I met Prince Charles here when he came to see Richard II. He has that knack of making you feel like there’s no one else in the room. That was my first job as well.
I remember behind the stage there was an exit and I came off stage with a machine gun. I saw this royal bodyguard suddenly tensing – out of instinct probably. I remember going ‘no no no!’.
And you are the Third Doctor Who for the audio series?
I am. When we’ve finished here, I’ve got another episode. Then I go to Chicago for a Doctor Who convention. I’ll be going to LA, Chicago and Slough. I love meeting the Whovians they’re lovely and they’ve made me feel very welcome. I grew up hiding behind the sofa, so working with Tom Baker was such a buzz, and then having dinner with Sylvester McCoy...
How did you get the Doctor Who gig?
I got a part as a Victorian zombie lord [puts on characterful affected voice] and Tom Baker and Nicholas Bridge, who is the executive producer, heard my voice and realised I sounded like Jon Pertwee. And so they approached and said do you want to do this? It’s the first doctor to be recast [Pertwee died in 1996]. It was quite frightening because a lot of people thought it was sacrilege to do it but it’s worked out amazingly and the fans have loved it. Now I’m in the tenth volume, I think. I’ve been doing it for seven years, and we do three or four a year. I spend a week before to get the voice back, watching all the videos.
More generally, what do you put your success as an actor down to?
Luck is a huge thing. I had to give everything up, including selling my flat. I gave up my job, security; I gave up things my friends were doing: having kids and buying houses. I had to stay focused and not give up and not quit. I’ve been incredibly lucky that I’ve got work because a lot of people who are more talented than me haven’t got work.
Luck is the thing: who sees something you’re in. And try to be a good company member and be nice to people.
The am dram helped me because I played a lot of characters. I wouldn’t want to be what my natural casting is – which has been either police officer, criminal or someone’s dad.
Back to O, Island!, tell us about the character you’re playing.

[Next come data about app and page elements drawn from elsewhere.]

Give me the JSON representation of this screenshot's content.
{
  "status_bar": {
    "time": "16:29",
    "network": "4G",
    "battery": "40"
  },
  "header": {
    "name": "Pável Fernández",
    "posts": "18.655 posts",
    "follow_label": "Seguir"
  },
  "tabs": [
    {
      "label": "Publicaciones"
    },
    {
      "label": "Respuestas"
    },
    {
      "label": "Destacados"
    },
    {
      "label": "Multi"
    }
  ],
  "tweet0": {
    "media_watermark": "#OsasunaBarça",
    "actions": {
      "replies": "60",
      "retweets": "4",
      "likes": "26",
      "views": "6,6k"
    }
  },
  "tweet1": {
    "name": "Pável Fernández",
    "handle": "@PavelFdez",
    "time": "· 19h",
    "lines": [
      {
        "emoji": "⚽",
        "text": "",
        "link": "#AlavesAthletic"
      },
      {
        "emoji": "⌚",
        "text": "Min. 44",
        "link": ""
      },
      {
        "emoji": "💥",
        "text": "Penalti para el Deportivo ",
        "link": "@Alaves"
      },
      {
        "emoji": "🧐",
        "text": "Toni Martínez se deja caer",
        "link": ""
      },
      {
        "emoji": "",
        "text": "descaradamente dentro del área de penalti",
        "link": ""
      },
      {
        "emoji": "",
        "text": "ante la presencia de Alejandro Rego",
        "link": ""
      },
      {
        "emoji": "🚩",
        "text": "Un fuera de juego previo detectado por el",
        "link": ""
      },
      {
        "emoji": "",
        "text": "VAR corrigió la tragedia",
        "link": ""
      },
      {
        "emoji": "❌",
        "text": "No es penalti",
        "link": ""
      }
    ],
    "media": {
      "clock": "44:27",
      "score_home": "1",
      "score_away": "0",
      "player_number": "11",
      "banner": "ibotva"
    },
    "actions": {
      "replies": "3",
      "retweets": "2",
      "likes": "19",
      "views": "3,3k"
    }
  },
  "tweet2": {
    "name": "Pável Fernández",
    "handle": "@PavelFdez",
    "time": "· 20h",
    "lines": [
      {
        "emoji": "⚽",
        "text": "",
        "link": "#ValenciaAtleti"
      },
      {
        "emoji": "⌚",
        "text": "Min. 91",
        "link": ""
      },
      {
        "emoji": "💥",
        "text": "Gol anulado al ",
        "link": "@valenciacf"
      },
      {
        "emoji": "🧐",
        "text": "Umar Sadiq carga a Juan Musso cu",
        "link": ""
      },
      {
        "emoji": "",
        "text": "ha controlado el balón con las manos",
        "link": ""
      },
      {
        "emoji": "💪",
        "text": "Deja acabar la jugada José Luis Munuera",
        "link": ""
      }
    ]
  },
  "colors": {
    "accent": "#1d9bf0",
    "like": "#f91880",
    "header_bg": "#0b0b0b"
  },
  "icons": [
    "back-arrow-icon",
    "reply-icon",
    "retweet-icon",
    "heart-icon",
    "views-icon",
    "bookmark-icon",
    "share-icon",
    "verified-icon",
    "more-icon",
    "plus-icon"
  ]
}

The character’s called Mick. He’s the father of Laurie. He wants to be a good dad but I don’t think he has the equipment to do so. He’s a lost man, a man-child that is influenced very easily.
He finds a purpose during the play, and not necessarily a positive one. It’s an important part.
It’s been a difficult one to master to be honest because it’s a huge journey in a small space of time. The difficultly is finding a truthful journey from an insecure man to a would-be alpha male.
What has the rehearsal process been? It’s quite intense because it’s a small cast?
There are eight of us but only four of us are in both plays, so there are two that are only in one play and two that are only in the other.
It’s been a new thing for me. I’ve had the RSC experience where you open one play and then while you are doing that you rehearse another one. But I’ve never rehearsed two and then opened them one after another within a week, but it’s been an invigorating and exciting experience. It’s quite a short run which means every moment is precious. The plays are similar but different.
What do you think the audience will get from it?
I think hopefully shell-shocked and will make them think. Theatre is meant to make you think, as well as entertain and inspire.
The RSC Mischief Festival features two new plays: O, Island! and Ivy Tiller: Vicar’s Daughter, Squirrel Killer. The festival is currently on at The Other Place and runs until 5th November.